It seems as if we are heading into 2020 on a bus without any emergency exits within arm’s reach. As we hear how Roxy has successfully passed his Fire Fighter 1 course and is prepared to serve his community and citizens of this great state, let’s be like Roxy and be willing to volunteer to sound the alarm and fight, not the fire of someone’s home, but the fire of rising prescription drug costs. We can win this fight in our state legislature if we join together as a team to make this issue a priority for our law-makers.
We can advocate for capped insulin prices to ensure West Virginians can take care of themselves in our communities. We can advocate for paid family and medical leave for West Virginia workers so they can care for their families then feel relieved to go back to work in our local businesses across the state. We can protect low-income pregnant women who need more than just 60 days of post-partum care for themselves as they continue to nourish the early childhood development of their offspring. These are all items on the West Virginia Health Agenda 2020 which are our doors to – our emergency exits – for working families.
Roxy sharing his personal story, “That’s 750 bucks right there” prior to taking his insulin.

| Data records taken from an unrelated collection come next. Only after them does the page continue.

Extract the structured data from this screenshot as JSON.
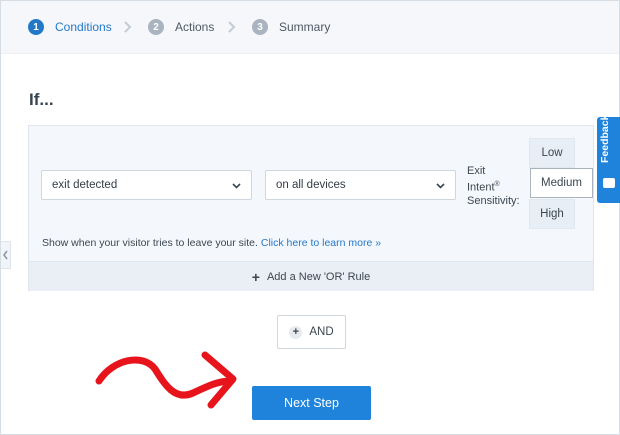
{
  "stepper": {
    "steps": [
      {
        "num": "1",
        "label": "Conditions"
      },
      {
        "num": "2",
        "label": "Actions"
      },
      {
        "num": "3",
        "label": "Summary"
      }
    ]
  },
  "heading": "If...",
  "rule": {
    "condition_select": "exit detected",
    "device_select": "on all devices",
    "sensitivity_label_line1": "Exit",
    "sensitivity_label_line2": "Intent",
    "sensitivity_label_sup": "®",
    "sensitivity_label_line3": "Sensitivity:",
    "sensitivity_options": [
      "Low",
      "Medium",
      "High"
    ],
    "sensitivity_selected": "Medium",
    "help_text": "Show when your visitor tries to leave your site.",
    "help_link": "Click here to learn more »",
    "add_or_rule": "Add a New 'OR' Rule"
  },
  "and_button": "AND",
  "next_button": "Next Step",
  "feedback_tab": "Feedback",
  "colors": {
    "accent": "#1f83dc",
    "active_step": "#2379c8",
    "annotation_arrow": "#e8141c"
  }
}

If you are a West Virginian who wants to share their health care story, high premium costs, insulin prescription costs, lack of health insurance, issues with accessing healthcare, or if you have pre-existing conditions and your health care might be under threat by the Texas vs. Azar federal court case, reach out to us. Join a growing group of citizens and legislators who are working daily to protect our state and our people. Reach out to us at firstname.lastname@example.org if you are interested in joining people like Roxy, Adrian, and Judy to fight the good fight.